I subscribed to Laura Olin’s newsletter recently, and the first issue I received mentioned how the late Dave Graeber “liked to… write propped up in the bathtub or lying on the floor; that way, it didn’t feel like work”.

She also links to another newsletter issue by Kate McKean, which I quote below, about just getting on with things, keeping the momentum going, and not getting stuck with details. It reminds me of my collaborations this week (in a good way!)

Angular momentum

Which leads me to my newest revelation: just write it down now! You can fix it later! Truly and honestly, you can fix it later. Do you know how many TKs are in my book right now? (TK is copyediting shorthand for I’ll fill it in later) Instead of trying figure out what day of the week it is in my book, it literally says “TK weekday.” I was in the middle of a scene when I realized one of the characters in it couldn’t physically be there at that time, so I deleted his name and wrote “TK some other guy” and kept going! I liked the scene! I’ll figure out that TK later! Or I will cut it! The words exist now, which means they can be edited, refined, deleted, kept.
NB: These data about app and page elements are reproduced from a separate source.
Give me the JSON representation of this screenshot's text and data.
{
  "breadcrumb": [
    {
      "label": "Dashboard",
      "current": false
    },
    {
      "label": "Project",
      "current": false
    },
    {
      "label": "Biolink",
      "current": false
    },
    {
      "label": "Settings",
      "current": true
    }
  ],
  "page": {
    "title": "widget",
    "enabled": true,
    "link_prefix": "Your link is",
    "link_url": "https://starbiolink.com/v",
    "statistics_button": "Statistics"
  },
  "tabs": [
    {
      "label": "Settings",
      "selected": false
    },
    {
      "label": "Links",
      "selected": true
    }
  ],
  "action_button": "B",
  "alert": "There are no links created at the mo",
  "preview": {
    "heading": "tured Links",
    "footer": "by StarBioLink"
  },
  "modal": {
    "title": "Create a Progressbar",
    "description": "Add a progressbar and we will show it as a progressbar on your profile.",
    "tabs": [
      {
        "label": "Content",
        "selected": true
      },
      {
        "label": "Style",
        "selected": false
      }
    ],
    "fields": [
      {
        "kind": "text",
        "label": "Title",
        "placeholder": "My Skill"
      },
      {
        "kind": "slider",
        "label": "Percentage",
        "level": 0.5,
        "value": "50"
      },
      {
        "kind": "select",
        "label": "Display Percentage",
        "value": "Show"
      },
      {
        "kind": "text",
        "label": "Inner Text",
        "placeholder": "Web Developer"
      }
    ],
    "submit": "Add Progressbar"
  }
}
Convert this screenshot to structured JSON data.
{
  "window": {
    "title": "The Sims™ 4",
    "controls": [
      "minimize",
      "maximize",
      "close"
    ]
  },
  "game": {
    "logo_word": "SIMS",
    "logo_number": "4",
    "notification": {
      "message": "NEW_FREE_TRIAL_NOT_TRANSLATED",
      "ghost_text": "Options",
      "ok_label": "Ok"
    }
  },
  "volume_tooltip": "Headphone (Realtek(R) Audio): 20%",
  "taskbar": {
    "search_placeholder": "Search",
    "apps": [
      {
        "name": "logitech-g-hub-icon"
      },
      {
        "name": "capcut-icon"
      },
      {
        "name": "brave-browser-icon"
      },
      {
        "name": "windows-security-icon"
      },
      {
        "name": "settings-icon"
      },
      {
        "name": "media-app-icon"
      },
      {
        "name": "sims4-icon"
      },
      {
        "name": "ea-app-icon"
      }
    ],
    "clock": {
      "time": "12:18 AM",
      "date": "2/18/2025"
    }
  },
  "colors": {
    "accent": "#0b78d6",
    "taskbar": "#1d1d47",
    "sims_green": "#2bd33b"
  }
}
You’re going to edit your book five thousand times; you won’t notice one more. And for those of you who worry that’s going to add time to an already long and arduous process, well, I say that if it gets you to The End faster, even if you have to go back to all those TK’s, you’re that much better off.

Source: How to Like What You Write | Kate McKean

Image: CC BY-NC-ND Alan Bloom